[Material to process Boundary: Start]
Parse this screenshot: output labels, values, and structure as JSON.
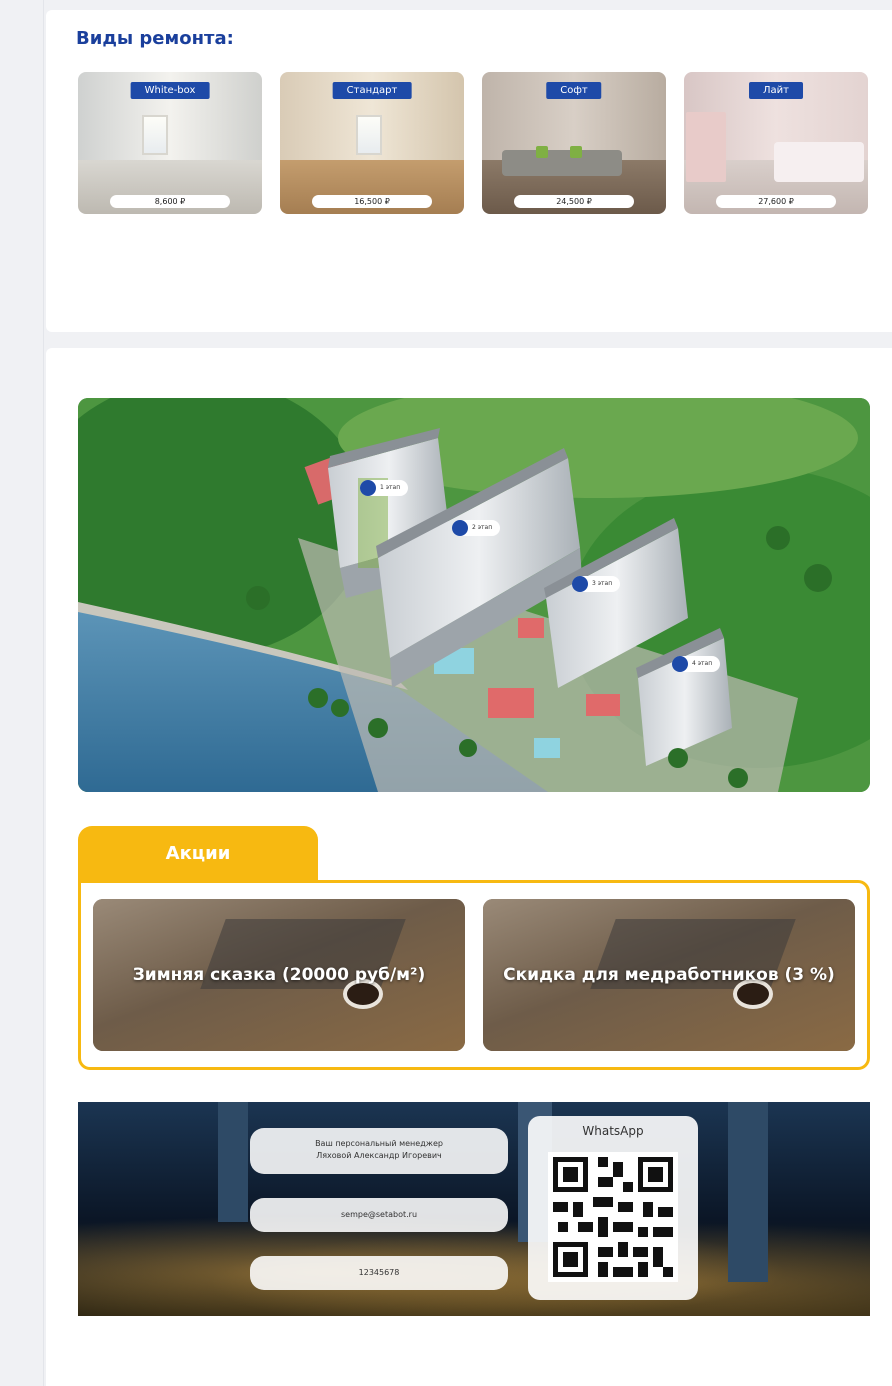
{
  "repair": {
    "title": "Виды ремонта:",
    "items": [
      {
        "label": "White-box",
        "price": "8,600 ₽"
      },
      {
        "label": "Стандарт",
        "price": "16,500 ₽"
      },
      {
        "label": "Софт",
        "price": "24,500 ₽"
      },
      {
        "label": "Лайт",
        "price": "27,600 ₽"
      }
    ]
  },
  "complex": {
    "pins": [
      {
        "label": "1 этап"
      },
      {
        "label": "2 этап"
      },
      {
        "label": "3 этап"
      },
      {
        "label": "4 этап"
      }
    ]
  },
  "promotions": {
    "tab_label": "Акции",
    "items": [
      {
        "title": "Зимняя сказка (20000 руб/м²)"
      },
      {
        "title": "Скидка для медработников (3 %)"
      }
    ]
  },
  "contacts": {
    "manager_line1": "Ваш персональный менеджер",
    "manager_line2": "Ляховой Александр Игоревич",
    "email": "sempe@setabot.ru",
    "phone": "12345678",
    "qr_title": "WhatsApp"
  },
  "colors": {
    "accent_blue": "#1e4aa8",
    "title_blue": "#1a3f9c",
    "promo_yellow": "#f7b911"
  }
}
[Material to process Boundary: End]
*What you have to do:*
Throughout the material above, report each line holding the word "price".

*Exercise result:*
        "price": "8,600 ₽"
        "price": "16,500 ₽"
        "price": "24,500 ₽"
        "price": "27,600 ₽"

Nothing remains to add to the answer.